--- WORK ORDER ---
Pull out each line of the data that includes the word "которые".

--- Stored data entries ---
——————————

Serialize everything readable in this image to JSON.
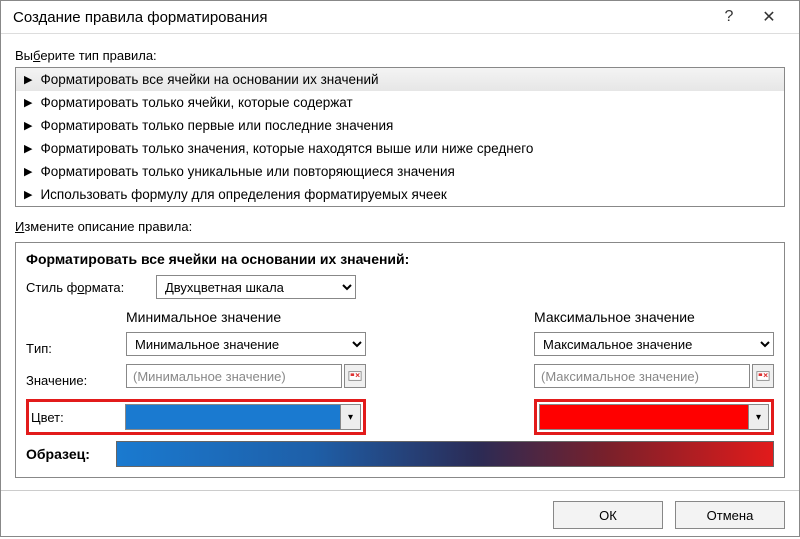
{
  "window": {
    "title": "Создание правила форматирования",
    "help": "?",
    "close": "✕"
  },
  "sections": {
    "select_rule_prefix": "Вы",
    "select_rule_ul": "б",
    "select_rule_suffix": "ерите тип правила:",
    "edit_desc_prefix": "",
    "edit_desc_ul": "И",
    "edit_desc_suffix": "змените описание правила:"
  },
  "rules": [
    "Форматировать все ячейки на основании их значений",
    "Форматировать только ячейки, которые содержат",
    "Форматировать только первые или последние значения",
    "Форматировать только значения, которые находятся выше или ниже среднего",
    "Форматировать только уникальные или повторяющиеся значения",
    "Использовать формулу для определения форматируемых ячеек"
  ],
  "desc": {
    "title": "Форматировать все ячейки на основании их значений:",
    "style_prefix": "Стиль ф",
    "style_ul": "о",
    "style_suffix": "рмата:",
    "style_value": "Двухцветная шкала"
  },
  "min": {
    "header": "Минимальное значение",
    "type_value": "Минимальное значение",
    "value_placeholder": "(Минимальное значение)",
    "color": "#1a7ad0"
  },
  "max": {
    "header": "Максимальное значение",
    "type_value": "Максимальное значение",
    "value_placeholder": "(Максимальное значение)",
    "color": "#ff0000"
  },
  "labels": {
    "type_ul": "Т",
    "type_suffix": "ип:",
    "value_ul": "З",
    "value_suffix": "начение:",
    "color_ul": "Ц",
    "color_suffix": "вет:",
    "sample": "Образец:"
  },
  "footer": {
    "ok": "ОК",
    "cancel": "Отмена"
  }
}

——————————

--- TASK RESPONSE ---
    "Форматировать только ячейки, которые содержат",
    "Форматировать только значения, которые находятся выше или ниже среднего",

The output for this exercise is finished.